So, my British business partner sent me this…
Sarcasm, Algorithms, Customer Feedback, and Your Brand
Can algorithms detect sarcasm?
Understanding sarcasm and irony is hard. Just like understanding humor, it requires not just language proficiency, but also knowledge of common sense, cultural knowledge, and context. These can be quite intricate.
Unfortunately, we have not yet succeeded at teaching computers common sense, nor cultural knowledge. Capturing context is another hard nut to crack. This means that unless there are clear clues of irony such as emoji or heavy punctuation, today’s text analytics will struggle with sarcasm.
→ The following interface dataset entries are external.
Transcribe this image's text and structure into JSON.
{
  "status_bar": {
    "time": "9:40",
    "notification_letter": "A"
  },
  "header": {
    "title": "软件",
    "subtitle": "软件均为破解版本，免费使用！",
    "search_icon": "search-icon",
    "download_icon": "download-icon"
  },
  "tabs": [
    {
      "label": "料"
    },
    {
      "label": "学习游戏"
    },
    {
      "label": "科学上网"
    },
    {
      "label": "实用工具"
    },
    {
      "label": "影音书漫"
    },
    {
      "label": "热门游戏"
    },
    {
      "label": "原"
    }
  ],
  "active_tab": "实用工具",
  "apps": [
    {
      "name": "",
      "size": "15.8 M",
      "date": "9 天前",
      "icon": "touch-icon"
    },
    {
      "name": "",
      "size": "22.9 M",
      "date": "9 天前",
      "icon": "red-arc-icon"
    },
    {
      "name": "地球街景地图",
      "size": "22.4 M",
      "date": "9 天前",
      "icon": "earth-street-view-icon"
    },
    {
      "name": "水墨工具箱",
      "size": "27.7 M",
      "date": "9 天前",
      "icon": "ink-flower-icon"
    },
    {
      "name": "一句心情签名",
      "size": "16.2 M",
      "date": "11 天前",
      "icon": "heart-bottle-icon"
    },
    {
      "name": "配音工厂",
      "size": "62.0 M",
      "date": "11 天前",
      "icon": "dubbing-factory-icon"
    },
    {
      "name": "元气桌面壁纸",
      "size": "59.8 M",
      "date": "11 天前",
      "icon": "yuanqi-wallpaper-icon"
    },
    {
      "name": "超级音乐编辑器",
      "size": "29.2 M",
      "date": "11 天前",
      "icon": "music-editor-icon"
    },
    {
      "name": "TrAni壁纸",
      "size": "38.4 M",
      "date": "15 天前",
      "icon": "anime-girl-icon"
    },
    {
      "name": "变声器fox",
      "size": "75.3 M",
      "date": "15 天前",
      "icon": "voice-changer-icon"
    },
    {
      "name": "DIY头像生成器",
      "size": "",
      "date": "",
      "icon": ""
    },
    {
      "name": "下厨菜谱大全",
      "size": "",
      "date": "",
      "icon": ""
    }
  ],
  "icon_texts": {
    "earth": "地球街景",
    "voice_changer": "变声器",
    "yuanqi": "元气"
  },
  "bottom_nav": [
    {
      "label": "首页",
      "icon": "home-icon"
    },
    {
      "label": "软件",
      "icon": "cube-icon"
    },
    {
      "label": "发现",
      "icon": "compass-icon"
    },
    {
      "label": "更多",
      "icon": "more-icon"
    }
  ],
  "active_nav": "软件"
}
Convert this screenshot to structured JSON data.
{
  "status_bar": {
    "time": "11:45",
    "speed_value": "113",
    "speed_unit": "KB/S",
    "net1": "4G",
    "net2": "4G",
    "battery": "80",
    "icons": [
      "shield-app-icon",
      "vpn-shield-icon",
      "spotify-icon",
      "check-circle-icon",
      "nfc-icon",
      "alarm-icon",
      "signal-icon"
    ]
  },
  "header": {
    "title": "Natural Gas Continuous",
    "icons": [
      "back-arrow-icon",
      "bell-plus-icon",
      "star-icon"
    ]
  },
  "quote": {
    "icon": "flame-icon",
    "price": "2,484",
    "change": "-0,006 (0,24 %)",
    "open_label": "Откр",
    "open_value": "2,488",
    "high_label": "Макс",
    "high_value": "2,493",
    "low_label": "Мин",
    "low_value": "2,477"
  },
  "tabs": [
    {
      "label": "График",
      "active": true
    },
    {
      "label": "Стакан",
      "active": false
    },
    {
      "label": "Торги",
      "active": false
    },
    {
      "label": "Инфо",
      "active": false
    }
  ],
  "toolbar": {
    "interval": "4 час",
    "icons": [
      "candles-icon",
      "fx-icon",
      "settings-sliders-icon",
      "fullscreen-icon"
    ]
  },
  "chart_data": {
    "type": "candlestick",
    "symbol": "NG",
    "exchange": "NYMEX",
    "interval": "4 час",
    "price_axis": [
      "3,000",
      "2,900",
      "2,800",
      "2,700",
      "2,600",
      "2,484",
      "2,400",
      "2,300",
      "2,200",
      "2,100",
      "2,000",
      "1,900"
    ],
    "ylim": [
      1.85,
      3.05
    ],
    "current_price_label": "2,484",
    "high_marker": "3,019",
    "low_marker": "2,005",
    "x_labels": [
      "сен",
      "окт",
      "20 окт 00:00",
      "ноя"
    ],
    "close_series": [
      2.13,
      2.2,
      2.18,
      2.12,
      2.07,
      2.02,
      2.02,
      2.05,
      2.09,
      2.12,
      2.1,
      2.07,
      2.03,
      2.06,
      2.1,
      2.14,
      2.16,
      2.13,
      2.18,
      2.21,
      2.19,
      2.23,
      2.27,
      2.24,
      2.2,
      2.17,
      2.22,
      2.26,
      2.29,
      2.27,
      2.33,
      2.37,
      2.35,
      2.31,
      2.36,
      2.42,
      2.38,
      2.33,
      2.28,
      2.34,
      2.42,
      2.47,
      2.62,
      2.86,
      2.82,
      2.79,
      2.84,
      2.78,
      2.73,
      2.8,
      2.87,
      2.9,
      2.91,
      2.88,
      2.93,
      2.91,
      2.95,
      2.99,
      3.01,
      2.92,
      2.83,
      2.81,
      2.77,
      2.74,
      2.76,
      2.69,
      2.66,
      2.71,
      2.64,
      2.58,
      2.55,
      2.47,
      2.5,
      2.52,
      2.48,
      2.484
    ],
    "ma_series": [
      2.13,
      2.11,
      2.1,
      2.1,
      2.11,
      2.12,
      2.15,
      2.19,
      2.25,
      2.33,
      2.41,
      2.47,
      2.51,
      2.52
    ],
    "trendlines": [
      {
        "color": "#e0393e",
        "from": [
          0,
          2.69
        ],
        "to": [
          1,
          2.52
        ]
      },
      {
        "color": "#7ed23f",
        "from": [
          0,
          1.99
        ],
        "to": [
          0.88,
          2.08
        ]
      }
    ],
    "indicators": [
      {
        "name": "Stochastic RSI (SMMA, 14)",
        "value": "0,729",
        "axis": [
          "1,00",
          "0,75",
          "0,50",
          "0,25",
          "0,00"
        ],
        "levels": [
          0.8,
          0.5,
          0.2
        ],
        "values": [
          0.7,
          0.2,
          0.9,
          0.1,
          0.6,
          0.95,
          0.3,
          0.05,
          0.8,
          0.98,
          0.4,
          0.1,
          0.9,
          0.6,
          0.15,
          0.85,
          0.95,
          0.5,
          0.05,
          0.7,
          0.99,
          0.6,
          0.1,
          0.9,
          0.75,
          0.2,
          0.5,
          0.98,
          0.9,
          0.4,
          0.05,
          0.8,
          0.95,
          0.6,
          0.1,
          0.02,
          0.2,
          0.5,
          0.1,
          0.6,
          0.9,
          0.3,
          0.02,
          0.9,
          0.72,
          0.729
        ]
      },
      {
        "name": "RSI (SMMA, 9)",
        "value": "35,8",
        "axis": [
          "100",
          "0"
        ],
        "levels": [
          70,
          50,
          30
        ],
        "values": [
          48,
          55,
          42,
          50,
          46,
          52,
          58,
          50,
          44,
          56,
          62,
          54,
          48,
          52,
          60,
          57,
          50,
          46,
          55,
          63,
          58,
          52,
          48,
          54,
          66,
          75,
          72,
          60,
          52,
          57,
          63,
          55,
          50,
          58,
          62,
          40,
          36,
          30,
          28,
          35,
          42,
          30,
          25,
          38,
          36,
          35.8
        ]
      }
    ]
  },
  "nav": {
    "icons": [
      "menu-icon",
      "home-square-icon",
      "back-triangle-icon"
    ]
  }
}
But how common are sarcasm and irony in customer feedback? And how useful is it for brands being able to deal with them correctly?
How common is sarcasm in customer feedback?
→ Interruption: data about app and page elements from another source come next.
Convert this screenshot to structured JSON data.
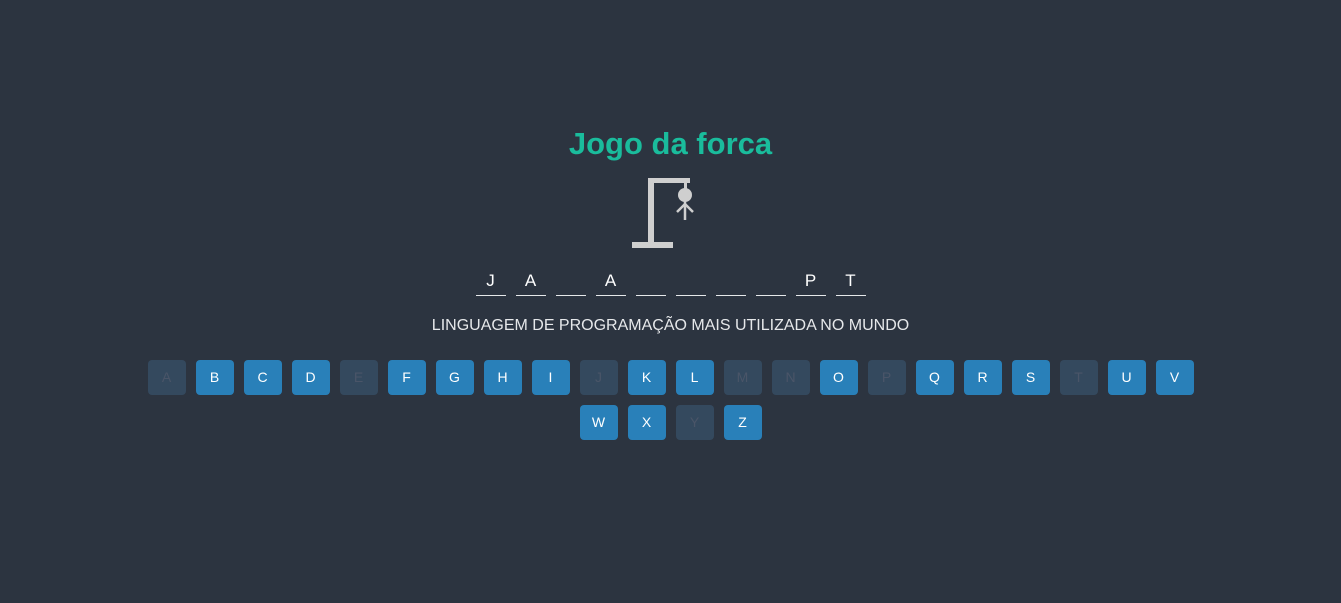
{
  "title": "Jogo da forca",
  "colors": {
    "background": "#2c3440",
    "title": "#1abc9c",
    "key_active": "#2980b9",
    "key_disabled": "#34495e",
    "key_disabled_text": "#4a5568",
    "gallows": "#cfcfcf"
  },
  "gallows_stage": "head-body-arms",
  "word": [
    "J",
    "A",
    "",
    "A",
    "",
    "",
    "",
    "",
    "P",
    "T"
  ],
  "hint": "LINGUAGEM DE PROGRAMAÇÃO MAIS UTILIZADA NO MUNDO",
  "keyboard": {
    "rows": [
      [
        {
          "letter": "A",
          "disabled": true
        },
        {
          "letter": "B",
          "disabled": false
        },
        {
          "letter": "C",
          "disabled": false
        },
        {
          "letter": "D",
          "disabled": false
        },
        {
          "letter": "E",
          "disabled": true
        },
        {
          "letter": "F",
          "disabled": false
        },
        {
          "letter": "G",
          "disabled": false
        },
        {
          "letter": "H",
          "disabled": false
        },
        {
          "letter": "I",
          "disabled": false
        },
        {
          "letter": "J",
          "disabled": true
        },
        {
          "letter": "K",
          "disabled": false
        },
        {
          "letter": "L",
          "disabled": false
        },
        {
          "letter": "M",
          "disabled": true
        },
        {
          "letter": "N",
          "disabled": true
        },
        {
          "letter": "O",
          "disabled": false
        },
        {
          "letter": "P",
          "disabled": true
        },
        {
          "letter": "Q",
          "disabled": false
        },
        {
          "letter": "R",
          "disabled": false
        },
        {
          "letter": "S",
          "disabled": false
        },
        {
          "letter": "T",
          "disabled": true
        },
        {
          "letter": "U",
          "disabled": false
        },
        {
          "letter": "V",
          "disabled": false
        }
      ],
      [
        {
          "letter": "W",
          "disabled": false
        },
        {
          "letter": "X",
          "disabled": false
        },
        {
          "letter": "Y",
          "disabled": true
        },
        {
          "letter": "Z",
          "disabled": false
        }
      ]
    ]
  }
}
I recently spoke to people at two large Australasian retailers. Both stated that Kiwis and Australians love sarcasm. They were convinced that their customers leave plenty of sarcastic comments, both in surveys and on social media. I was curious if that’s true.
I reviewed two datasets with customer feedback by hand to figure out how common sarcastic sentences were:
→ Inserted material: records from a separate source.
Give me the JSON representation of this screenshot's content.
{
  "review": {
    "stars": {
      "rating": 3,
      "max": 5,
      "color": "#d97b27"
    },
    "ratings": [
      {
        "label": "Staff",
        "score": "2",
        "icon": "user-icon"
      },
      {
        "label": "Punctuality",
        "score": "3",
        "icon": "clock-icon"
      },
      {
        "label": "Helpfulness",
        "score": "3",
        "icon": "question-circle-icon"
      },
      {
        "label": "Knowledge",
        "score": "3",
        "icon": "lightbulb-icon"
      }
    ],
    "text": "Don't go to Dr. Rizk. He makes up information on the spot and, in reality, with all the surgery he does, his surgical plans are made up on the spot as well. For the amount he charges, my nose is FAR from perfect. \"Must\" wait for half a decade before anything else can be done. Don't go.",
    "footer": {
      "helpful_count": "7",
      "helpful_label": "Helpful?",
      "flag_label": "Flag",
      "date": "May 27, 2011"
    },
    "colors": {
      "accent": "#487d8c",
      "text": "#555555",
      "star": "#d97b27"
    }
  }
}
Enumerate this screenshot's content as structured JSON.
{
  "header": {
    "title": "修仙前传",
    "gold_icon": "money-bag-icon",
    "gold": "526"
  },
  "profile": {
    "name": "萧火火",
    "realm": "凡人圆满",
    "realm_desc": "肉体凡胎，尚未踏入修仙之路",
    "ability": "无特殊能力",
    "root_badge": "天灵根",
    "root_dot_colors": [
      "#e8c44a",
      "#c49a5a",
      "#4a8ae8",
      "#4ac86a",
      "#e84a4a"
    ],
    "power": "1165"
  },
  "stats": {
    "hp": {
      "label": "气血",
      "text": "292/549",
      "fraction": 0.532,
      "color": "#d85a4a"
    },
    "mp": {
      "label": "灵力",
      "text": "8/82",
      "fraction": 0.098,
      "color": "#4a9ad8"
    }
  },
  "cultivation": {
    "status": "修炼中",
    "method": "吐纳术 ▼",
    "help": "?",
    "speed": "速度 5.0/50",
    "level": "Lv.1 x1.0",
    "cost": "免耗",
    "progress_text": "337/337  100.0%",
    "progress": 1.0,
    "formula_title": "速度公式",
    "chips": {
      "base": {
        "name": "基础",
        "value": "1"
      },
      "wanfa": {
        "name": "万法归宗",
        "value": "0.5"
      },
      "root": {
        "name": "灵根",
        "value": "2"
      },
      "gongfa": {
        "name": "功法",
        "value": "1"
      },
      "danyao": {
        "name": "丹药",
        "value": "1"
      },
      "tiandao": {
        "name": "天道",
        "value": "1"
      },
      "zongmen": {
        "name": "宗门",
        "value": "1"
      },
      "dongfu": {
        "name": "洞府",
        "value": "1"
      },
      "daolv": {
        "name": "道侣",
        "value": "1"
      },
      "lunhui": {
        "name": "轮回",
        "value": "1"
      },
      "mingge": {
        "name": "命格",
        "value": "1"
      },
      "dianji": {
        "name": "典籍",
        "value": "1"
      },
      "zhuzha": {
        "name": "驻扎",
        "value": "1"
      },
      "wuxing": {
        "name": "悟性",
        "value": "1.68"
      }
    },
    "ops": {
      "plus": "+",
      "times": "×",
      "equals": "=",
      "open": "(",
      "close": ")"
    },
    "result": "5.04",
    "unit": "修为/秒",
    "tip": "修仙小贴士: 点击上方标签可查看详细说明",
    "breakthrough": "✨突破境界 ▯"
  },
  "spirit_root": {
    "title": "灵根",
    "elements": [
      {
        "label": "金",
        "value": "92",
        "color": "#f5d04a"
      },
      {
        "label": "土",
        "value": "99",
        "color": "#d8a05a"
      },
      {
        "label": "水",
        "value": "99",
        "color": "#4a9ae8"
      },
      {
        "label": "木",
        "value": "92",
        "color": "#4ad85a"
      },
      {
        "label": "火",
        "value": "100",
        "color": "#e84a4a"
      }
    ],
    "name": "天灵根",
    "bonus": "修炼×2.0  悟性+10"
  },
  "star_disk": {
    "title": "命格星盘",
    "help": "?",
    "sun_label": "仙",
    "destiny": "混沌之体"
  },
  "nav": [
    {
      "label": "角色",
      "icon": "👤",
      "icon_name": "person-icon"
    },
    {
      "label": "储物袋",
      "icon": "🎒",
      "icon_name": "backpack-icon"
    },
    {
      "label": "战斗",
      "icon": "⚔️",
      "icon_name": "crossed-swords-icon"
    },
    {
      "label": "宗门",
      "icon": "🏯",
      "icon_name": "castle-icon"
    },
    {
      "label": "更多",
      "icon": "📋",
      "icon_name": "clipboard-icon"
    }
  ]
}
- 500 survey responses
- 500 posts on social media
Turns out, even in retail, less than 1% of survey comments and less than 5% of social media comments contained sarcasm. This corresponds to findings in other datasets. The training dataset for sarcasm detection competition at PAKDD 2016 also contained only 3% of positive examples.
But the fact that sarcasm is rare is just one part of the story. Let’s look at the examples of sarcasm I found.
When is sarcasm useful to brands?
Somebody wrote on Facebook: “Very helpful answer. Troll.” Troll, in the context of social media, is a derogatory term, so the comment is sarcastic. The answer wasn’t helpful at all. Most algorithms would fail to recognize this.
But so what? It’s just some banter on social media. Half of the sarcasm examples I found were of this type: meaningless back and forth in comments to posts unrelated to the actual topic of the conversation.
What brands want to know is what people are specifically saying about the product, the brand, competition, or people in customer-facing roles. Detecting sarcasm in people’s reaction to each other’s opinion is not of much value. This brings down the percentage of meaningful sarcasm even lower.
Most other examples of sarcasm were part of a longer comment. For example, “I’m so disappointed! What a great customer service you have!”. It’s impossible for a person to be disappointed at and praise something at the same time. Hence, we can conclude that it’s a sarcastic comment. The service wasn’t great at all. This is an example of where the brand will be interested in this information
The good news is that most algorithms looking at the whole comment will mark the general sentiment as either negative or neutral. A useful algorithm will also detect “customer service” as the topic of this comment. Following that, people’s sentiment will be aggregated across all comments correctly.
Conclusion: Remember this about sarcasm in customer comments
- Sarcasm in customer feedback is difficult to understand for an algorithm. But it is incredibly rare! Rarer than you think!
- Most examples of sarcasm on social media aren’t tied to any specific topic. Therefore, they are meaningless to brands.
- Sarcasm in relation to a specific theme in customer comment is likely to appear alongside other indicators of the author’s true sentiment. Algorithms are likely to identify correctly those.